Miles Mikolas, meanwhile, was only at 92 pitches after seven, and I guess St. Louis thought it would be cool, too, to have their starter come out for the eighth, because that’s what happened. It was also their undoing. Mikolas faced Ketel Marte to lead off the eighth, and Ketel launched the third pitch he saw over the wall in right:

Carson Kelly flew out to center on the next pitch, but then Nick Ahmed wanted to send the fans in left home with a souvenir as well:

That chased Mikolas, who’d pitched brilliantly up until that point. Sergio Alcantara then hit a double, and Jordan Luplow reached with two outs on another St. Louis throwing error on the infield, advancing Alcantara to third, but two runs were all we wound up getting. 2-0 D-BACKS

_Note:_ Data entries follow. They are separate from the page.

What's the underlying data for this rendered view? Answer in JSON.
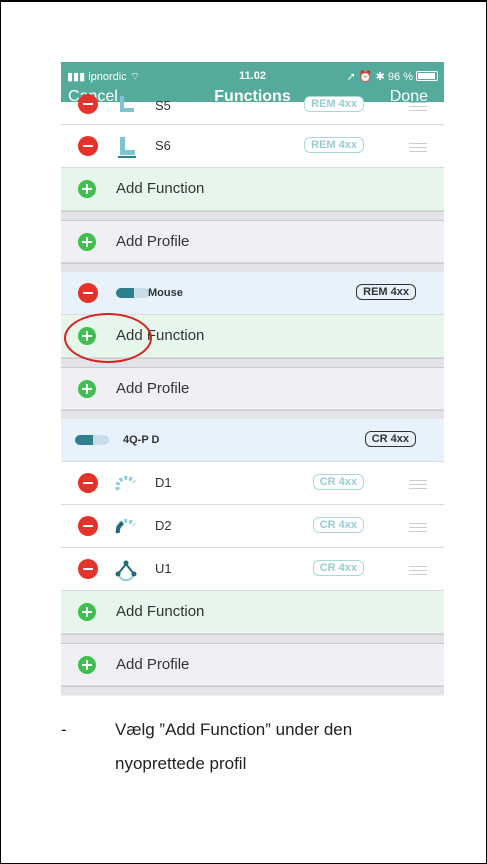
{
  "status_bar": {
    "carrier": "ipnordic",
    "time": "11.02",
    "battery": "96 %"
  },
  "nav": {
    "cancel": "Cancel",
    "title": "Functions",
    "done": "Done"
  },
  "rows": {
    "s5": {
      "label": "S5",
      "badge": "REM 4xx"
    },
    "s6": {
      "label": "S6",
      "badge": "REM 4xx"
    },
    "add_function_1": "Add Function",
    "add_profile_1": "Add Profile",
    "mouse_profile": {
      "label": "Mouse",
      "badge": "REM 4xx"
    },
    "add_function_2": "Add Function",
    "add_profile_2": "Add Profile",
    "profile_4q": {
      "label": "4Q-P D",
      "badge": "CR 4xx"
    },
    "d1": {
      "label": "D1",
      "badge": "CR 4xx"
    },
    "d2": {
      "label": "D2",
      "badge": "CR 4xx"
    },
    "u1": {
      "label": "U1",
      "badge": "CR 4xx"
    },
    "add_function_3": "Add Function",
    "add_profile_3": "Add Profile"
  },
  "caption": {
    "bullet": "-",
    "text": "Vælg ”Add Function” under den nyoprettede profil"
  },
  "colors": {
    "nav": "#55ab9b",
    "minus": "#e5322b",
    "plus": "#3fbf4f",
    "highlight": "#d92120"
  }
}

Two runs were all we needed, though, as Noe Ramirez retired the Cardinals in order in the bottom of the eighth and Ian Kennedy (gulp) closed it out in the ninth after giving up a leadoff walk to Goldy just to make things interesting.

Win Probability Added, courtesy of FanGraphs

Boulder Dam renamed Hoover Dam: Merrill Kelly (see pitching line above, +41.3% WPA)
The Artist Formerly Known as Prince changing his name back to Prince: Ketel Marte (4 AB, 1 H, 1 HR, +21.9% WPA), Nick Ahmed (3 AB, 2 H, 1 HR, +13.4% WPA)

As one might expect from a morning start time and a 0-0 pitching duel through seven, the Gameday Thread was kind of mellow for much of the game, though holy crap did the activity explode once we’d broken it open. All in all, we wound up with 257 comments at the time of writing. Nice job, everybody! It’s nice when we win, and when we win after a helluva a pitching performance by both teams. No CotG, sadly, because the only one that went red was a GIF, and I’m a crotchety old man who scorns these new innovations. And get off my lawn!

Well, at least until tomorrow, when we go for our second consecutive series win! Zach Davies takes the mound for us, facing off against St. Louis righty Jordan Hicks. It’s another morning start for those of us watching in Arizona, with first pitch at 11:15am local time, just like today. Hope you can join us....we’ve played well these past two games, and they’ve been fun to watch!

Anyway, that’s all for this one. As always, thanks for reading, and as always, go Diamondbacks!